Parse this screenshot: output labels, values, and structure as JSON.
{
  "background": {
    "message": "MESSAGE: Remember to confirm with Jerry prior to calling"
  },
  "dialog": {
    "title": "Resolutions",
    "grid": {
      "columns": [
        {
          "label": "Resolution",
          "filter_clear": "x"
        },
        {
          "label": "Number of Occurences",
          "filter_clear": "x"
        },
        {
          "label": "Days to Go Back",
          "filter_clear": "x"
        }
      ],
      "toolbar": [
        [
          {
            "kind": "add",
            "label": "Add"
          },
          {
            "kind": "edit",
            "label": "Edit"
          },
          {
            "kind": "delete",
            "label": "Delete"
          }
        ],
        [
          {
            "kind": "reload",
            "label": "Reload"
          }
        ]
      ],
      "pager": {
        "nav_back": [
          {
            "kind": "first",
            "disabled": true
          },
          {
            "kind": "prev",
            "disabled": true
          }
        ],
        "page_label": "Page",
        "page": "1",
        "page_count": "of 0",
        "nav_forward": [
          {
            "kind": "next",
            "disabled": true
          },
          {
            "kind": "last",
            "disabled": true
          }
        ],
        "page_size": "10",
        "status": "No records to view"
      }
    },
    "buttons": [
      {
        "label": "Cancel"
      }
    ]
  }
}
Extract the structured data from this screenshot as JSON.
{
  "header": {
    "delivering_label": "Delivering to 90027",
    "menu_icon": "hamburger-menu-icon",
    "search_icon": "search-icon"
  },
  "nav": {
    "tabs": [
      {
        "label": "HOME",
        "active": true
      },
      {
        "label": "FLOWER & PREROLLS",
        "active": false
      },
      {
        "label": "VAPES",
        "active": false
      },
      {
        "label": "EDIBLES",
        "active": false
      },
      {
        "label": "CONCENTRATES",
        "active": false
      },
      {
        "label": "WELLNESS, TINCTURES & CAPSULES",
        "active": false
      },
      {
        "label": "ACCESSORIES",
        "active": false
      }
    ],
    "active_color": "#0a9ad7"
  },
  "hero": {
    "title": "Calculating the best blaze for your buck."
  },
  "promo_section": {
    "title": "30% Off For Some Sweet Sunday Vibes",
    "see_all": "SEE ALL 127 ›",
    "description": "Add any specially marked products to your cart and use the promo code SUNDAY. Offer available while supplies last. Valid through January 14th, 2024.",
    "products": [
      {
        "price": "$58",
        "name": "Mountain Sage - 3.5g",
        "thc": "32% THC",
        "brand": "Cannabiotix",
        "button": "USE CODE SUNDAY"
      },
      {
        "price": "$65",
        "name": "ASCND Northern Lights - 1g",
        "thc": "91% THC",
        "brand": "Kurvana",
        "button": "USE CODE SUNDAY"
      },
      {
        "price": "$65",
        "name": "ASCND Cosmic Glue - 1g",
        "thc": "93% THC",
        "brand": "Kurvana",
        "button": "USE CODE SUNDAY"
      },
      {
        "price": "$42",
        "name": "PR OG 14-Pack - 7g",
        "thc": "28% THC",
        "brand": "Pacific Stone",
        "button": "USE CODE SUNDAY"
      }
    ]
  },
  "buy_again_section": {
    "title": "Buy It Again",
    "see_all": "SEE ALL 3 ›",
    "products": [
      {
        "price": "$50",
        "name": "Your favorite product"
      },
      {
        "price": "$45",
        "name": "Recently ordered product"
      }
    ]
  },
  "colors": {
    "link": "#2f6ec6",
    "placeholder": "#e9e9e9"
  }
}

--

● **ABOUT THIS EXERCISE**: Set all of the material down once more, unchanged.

● **WRITTEN SOLUTION**:
Parse this screenshot: output labels, values, and structure as JSON.
{
  "background": {
    "message": "MESSAGE: Remember to confirm with Jerry prior to calling"
  },
  "dialog": {
    "title": "Resolutions",
    "grid": {
      "columns": [
        {
          "label": "Resolution",
          "filter_clear": "x"
        },
        {
          "label": "Number of Occurences",
          "filter_clear": "x"
        },
        {
          "label": "Days to Go Back",
          "filter_clear": "x"
        }
      ],
      "toolbar": [
        [
          {
            "kind": "add",
            "label": "Add"
          },
          {
            "kind": "edit",
            "label": "Edit"
          },
          {
            "kind": "delete",
            "label": "Delete"
          }
        ],
        [
          {
            "kind": "reload",
            "label": "Reload"
          }
        ]
      ],
      "pager": {
        "nav_back": [
          {
            "kind": "first",
            "disabled": true
          },
          {
            "kind": "prev",
            "disabled": true
          }
        ],
        "page_label": "Page",
        "page": "1",
        "page_count": "of 0",
        "nav_forward": [
          {
            "kind": "next",
            "disabled": true
          },
          {
            "kind": "last",
            "disabled": true
          }
        ],
        "page_size": "10",
        "status": "No records to view"
      }
    },
    "buttons": [
      {
        "label": "Cancel"
      }
    ]
  }
}
Extract the structured data from this screenshot as JSON.
{
  "header": {
    "delivering_label": "Delivering to 90027",
    "menu_icon": "hamburger-menu-icon",
    "search_icon": "search-icon"
  },
  "nav": {
    "tabs": [
      {
        "label": "HOME",
        "active": true
      },
      {
        "label": "FLOWER & PREROLLS",
        "active": false
      },
      {
        "label": "VAPES",
        "active": false
      },
      {
        "label": "EDIBLES",
        "active": false
      },
      {
        "label": "CONCENTRATES",
        "active": false
      },
      {
        "label": "WELLNESS, TINCTURES & CAPSULES",
        "active": false
      },
      {
        "label": "ACCESSORIES",
        "active": false
      }
    ],
    "active_color": "#0a9ad7"
  },
  "hero": {
    "title": "Calculating the best blaze for your buck."
  },
  "promo_section": {
    "title": "30% Off For Some Sweet Sunday Vibes",
    "see_all": "SEE ALL 127 ›",
    "description": "Add any specially marked products to your cart and use the promo code SUNDAY. Offer available while supplies last. Valid through January 14th, 2024.",
    "products": [
      {
        "price": "$58",
        "name": "Mountain Sage - 3.5g",
        "thc": "32% THC",
        "brand": "Cannabiotix",
        "button": "USE CODE SUNDAY"
      },
      {
        "price": "$65",
        "name": "ASCND Northern Lights - 1g",
        "thc": "91% THC",
        "brand": "Kurvana",
        "button": "USE CODE SUNDAY"
      },
      {
        "price": "$65",
        "name": "ASCND Cosmic Glue - 1g",
        "thc": "93% THC",
        "brand": "Kurvana",
        "button": "USE CODE SUNDAY"
      },
      {
        "price": "$42",
        "name": "PR OG 14-Pack - 7g",
        "thc": "28% THC",
        "brand": "Pacific Stone",
        "button": "USE CODE SUNDAY"
      }
    ]
  },
  "buy_again_section": {
    "title": "Buy It Again",
    "see_all": "SEE ALL 3 ›",
    "products": [
      {
        "price": "$50",
        "name": "Your favorite product"
      },
      {
        "price": "$45",
        "name": "Recently ordered product"
      }
    ]
  },
  "colors": {
    "link": "#2f6ec6",
    "placeholder": "#e9e9e9"
  }
}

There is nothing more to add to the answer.